- _Your goal_
Show every line of the data where the word "count" can be found.

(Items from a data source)

▶

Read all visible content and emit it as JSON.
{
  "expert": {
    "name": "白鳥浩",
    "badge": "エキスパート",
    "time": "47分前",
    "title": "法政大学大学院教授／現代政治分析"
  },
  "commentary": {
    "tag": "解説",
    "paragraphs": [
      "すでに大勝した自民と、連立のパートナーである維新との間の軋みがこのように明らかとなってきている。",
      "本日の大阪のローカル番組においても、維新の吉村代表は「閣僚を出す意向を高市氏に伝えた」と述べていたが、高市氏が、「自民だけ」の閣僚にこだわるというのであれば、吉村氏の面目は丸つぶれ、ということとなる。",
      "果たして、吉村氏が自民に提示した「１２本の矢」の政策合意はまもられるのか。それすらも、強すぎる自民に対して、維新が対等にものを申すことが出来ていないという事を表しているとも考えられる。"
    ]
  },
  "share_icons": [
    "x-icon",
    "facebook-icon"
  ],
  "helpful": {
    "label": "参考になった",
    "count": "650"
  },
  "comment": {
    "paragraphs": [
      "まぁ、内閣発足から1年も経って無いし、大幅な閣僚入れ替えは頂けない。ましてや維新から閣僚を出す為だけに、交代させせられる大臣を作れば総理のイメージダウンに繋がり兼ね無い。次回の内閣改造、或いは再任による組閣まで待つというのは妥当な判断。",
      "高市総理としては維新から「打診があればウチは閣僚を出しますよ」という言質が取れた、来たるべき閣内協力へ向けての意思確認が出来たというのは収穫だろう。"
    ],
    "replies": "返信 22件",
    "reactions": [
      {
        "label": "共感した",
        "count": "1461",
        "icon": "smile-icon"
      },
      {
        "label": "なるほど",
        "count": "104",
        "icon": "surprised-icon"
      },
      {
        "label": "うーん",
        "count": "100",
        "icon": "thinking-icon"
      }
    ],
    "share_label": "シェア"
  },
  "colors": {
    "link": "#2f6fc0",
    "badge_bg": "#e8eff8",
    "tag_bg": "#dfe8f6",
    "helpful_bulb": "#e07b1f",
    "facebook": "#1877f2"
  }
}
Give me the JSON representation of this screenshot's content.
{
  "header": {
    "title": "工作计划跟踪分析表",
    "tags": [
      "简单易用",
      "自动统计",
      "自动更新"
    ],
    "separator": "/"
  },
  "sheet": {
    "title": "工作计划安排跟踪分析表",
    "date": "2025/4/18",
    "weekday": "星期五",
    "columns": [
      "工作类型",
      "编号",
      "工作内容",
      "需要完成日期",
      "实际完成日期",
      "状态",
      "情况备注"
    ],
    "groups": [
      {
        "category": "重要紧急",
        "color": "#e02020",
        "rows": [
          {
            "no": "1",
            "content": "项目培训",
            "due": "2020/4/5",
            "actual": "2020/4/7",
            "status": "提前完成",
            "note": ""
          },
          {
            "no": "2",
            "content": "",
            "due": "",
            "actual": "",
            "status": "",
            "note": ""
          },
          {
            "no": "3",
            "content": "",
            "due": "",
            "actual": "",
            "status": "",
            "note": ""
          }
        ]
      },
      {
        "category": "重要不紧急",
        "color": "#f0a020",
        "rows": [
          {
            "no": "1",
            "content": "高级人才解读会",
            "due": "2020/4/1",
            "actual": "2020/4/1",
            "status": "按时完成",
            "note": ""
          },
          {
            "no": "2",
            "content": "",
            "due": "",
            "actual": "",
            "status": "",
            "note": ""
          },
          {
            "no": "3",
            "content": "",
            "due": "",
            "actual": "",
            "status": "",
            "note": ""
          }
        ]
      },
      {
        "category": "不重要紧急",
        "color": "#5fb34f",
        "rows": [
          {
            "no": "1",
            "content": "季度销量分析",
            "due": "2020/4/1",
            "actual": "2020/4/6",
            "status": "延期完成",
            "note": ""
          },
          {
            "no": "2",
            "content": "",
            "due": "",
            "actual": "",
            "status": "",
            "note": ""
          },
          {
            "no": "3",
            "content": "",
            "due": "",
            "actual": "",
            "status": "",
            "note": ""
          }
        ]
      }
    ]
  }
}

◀

- _Task response_
    "count": "650"
        "count": "1461",
        "count": "104",
        "count": "100",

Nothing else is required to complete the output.